- Geology for Engineers, F.G.H. Blyth, published by Arnold, third edition, 1952. cited with approval by http://weyriver.co.uk/theriver/wey_north_B.htm Archived 19 February 2020 at the Wayback Machine and Surrey Nature Partnership in its 2018 Wey Catchment Plan
- "Elevation Finder". Archived from the original on 20 April 2020. Retrieved 30 August 2020.
- Ordnance Survey: Surrey: Sheet: XLV.NW, Revised: 1895 to 1896, Published: 1898 https://maps.nls.uk/geo/explore/#zoom=15&lat=51.11727&lon=-0.70149&layers=6&b=7 Archived 6 October 2020 at the Wayback Machine
- Ordnance Survey: Surrey: Sheet: XLIV.SE, Revised: 1895 to 1896, Published: 1898 https://maps.nls.uk/geo/explore/#zoom=16&lat=51.07178&lon=-0.72304&layers=6&b=7 Archived 6 October 2020 at the Wayback Machine
- Ordnance Survey: Surrey: Sheet: XLV.SW, Revised: 1895 to 1896, Published: 1898
- Ordnance Survey: Surrey: Sheet: XL.S, Revised: 1895 to 1896, Published: 1898
- Church of England Archived 23 January 2021 at the Wayback Machine current ecclesiastical parish boundaries
- old parish boundary approximate maps Archived 23 January 2021 at the Wayback Machine Vision of Britain: History of Parliament Trust; University of Portsmouth and Others.
- "Council to Take over Land | Richmond and Twickenham Times". Archived from the original on 24 June 2020. Retrieved 23 June 2020.
- "All About Watermills & Their Millers". The River Wey & Navigations website. Archived from the original on 6 August 2018. Retrieved 23 October 2007.
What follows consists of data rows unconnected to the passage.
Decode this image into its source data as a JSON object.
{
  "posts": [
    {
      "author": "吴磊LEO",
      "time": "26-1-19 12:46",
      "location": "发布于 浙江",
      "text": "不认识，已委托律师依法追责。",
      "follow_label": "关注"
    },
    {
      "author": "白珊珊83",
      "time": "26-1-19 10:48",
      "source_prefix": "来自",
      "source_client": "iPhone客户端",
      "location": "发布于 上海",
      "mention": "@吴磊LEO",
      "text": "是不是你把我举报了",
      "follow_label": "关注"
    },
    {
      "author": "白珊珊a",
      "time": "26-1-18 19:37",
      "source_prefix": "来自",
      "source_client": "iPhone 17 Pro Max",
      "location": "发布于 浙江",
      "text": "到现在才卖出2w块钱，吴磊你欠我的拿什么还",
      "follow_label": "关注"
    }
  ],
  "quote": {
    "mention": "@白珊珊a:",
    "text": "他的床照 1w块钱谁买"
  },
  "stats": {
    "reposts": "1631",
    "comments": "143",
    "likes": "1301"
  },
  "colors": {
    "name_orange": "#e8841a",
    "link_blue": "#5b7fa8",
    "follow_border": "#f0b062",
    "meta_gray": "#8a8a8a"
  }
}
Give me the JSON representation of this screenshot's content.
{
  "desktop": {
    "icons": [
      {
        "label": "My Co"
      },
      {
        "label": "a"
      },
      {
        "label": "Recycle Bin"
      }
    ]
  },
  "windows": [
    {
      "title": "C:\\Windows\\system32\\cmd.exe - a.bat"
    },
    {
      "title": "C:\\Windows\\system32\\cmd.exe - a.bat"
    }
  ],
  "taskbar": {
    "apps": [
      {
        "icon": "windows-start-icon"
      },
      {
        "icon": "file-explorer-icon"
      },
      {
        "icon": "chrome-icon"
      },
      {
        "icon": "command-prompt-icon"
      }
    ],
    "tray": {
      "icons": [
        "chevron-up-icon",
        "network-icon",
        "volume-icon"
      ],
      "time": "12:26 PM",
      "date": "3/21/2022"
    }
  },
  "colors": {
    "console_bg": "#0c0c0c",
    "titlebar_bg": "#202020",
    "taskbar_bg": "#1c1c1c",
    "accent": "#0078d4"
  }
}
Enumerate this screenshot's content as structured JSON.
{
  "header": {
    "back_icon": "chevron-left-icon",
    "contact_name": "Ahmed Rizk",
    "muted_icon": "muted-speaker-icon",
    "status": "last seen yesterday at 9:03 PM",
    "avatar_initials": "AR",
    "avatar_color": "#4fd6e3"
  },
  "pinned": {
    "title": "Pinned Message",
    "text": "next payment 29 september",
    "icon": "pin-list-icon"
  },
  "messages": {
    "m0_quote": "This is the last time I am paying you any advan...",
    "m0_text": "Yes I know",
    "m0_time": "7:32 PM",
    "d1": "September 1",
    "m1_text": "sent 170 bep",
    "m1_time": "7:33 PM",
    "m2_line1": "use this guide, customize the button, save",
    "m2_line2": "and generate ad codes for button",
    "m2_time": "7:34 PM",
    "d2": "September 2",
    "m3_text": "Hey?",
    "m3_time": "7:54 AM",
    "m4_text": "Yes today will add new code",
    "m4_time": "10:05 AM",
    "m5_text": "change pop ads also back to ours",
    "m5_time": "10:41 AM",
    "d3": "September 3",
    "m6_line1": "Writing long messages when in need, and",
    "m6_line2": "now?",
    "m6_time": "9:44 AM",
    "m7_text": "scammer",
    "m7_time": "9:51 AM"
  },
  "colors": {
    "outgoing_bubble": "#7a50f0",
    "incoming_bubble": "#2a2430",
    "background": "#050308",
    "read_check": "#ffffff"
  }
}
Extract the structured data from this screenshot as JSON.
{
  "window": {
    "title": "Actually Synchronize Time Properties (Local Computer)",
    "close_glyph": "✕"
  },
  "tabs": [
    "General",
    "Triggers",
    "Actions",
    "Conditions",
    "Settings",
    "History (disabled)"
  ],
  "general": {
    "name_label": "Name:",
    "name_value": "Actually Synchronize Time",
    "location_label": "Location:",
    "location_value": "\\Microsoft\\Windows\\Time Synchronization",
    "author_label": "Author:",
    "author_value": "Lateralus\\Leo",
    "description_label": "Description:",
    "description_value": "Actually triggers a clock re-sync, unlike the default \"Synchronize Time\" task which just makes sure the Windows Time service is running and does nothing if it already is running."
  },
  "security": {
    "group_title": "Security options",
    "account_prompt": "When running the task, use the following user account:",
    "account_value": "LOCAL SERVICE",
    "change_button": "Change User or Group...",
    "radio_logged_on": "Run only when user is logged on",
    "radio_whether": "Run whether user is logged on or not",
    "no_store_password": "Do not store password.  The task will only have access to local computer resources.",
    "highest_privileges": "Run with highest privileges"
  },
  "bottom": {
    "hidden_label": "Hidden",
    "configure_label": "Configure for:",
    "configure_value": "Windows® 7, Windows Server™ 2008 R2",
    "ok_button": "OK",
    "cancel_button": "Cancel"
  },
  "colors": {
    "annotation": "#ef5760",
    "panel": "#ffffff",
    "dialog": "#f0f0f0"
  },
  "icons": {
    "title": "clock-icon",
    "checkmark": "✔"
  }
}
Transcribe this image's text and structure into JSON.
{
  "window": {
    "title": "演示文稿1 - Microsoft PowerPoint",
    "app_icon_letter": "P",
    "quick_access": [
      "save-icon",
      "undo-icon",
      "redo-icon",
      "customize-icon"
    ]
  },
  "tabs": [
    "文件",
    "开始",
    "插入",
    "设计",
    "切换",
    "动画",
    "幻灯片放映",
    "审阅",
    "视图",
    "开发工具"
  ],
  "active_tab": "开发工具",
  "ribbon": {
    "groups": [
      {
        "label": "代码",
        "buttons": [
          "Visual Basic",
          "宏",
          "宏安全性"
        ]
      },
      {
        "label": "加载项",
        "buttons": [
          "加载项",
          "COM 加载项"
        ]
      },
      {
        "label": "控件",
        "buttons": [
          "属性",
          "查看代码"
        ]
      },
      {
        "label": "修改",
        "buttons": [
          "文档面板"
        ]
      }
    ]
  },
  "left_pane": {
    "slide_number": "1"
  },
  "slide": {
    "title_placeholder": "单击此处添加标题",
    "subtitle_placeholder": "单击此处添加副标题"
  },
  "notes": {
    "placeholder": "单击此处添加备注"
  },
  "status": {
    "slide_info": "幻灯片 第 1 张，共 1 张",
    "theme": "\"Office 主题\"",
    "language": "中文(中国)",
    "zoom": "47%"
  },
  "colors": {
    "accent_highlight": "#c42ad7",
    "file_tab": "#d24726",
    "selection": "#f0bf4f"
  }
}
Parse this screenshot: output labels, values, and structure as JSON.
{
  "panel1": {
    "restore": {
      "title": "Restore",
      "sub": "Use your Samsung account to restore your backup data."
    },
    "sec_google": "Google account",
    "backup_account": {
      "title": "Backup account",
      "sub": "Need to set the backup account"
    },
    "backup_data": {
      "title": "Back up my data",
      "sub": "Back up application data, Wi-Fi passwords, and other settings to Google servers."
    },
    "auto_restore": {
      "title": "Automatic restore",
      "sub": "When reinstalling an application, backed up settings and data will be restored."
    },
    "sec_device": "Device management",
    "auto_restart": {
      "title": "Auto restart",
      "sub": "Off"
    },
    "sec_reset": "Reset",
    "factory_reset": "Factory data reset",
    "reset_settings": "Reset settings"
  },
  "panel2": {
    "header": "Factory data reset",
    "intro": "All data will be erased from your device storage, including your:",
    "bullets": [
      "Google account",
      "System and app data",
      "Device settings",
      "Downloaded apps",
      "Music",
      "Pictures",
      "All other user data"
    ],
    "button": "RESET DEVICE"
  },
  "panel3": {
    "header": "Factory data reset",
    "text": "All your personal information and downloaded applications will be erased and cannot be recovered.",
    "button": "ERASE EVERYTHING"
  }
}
- "Headley Mill". Hampshire Mills Group. Archived from the original on 19 January 2019. Retrieved 2 August 2019.
- Recap: Flood-hit communities prepare for further rainfall Archived 18 April 2014 at the Wayback Machine Surrey Advertiser Group. 12 February 2014. Retrieved 18 April 2014
- "Glossary (see Biological quality element; Chemical status; and Ecological status)". Catchment Data Explorer. Environment Agency. 17 February 2016. Archived from the original on 2 October 2020. Retrieved 25 July 2020. Text was copied from this source, which is available under an Open Government Licence v3.0. © Crown copyright.
- "North Wey at Alton". Catchment Data Explorer. Environment Agency.
- "North Wey (Alton to Tilford)". Catchment Data Explorer. Environment Agency.
- "South Wey (Haslemere to Bordon)". Catchment Data Explorer. Environment Agency.
- "South Wey (Bordon to River Slea confluence)". Catchment Data Explorer. Environment Agency.
- "South Wey (River Slea confluence to Tilford)". Catchment Data Explorer. Environment Agency.
- "Wey (Tilford to Shalford)". Catchment Data Explorer. Environment Agency.
- "Wey (Shalford to River Thames confluence at Weybridge)". Catchment Data Explorer. Environment Agency.
- The River Wey Trust
- River Wey and Godalming Navigations and Dapdune Wharf
- River Wey Catchment Flood Warnings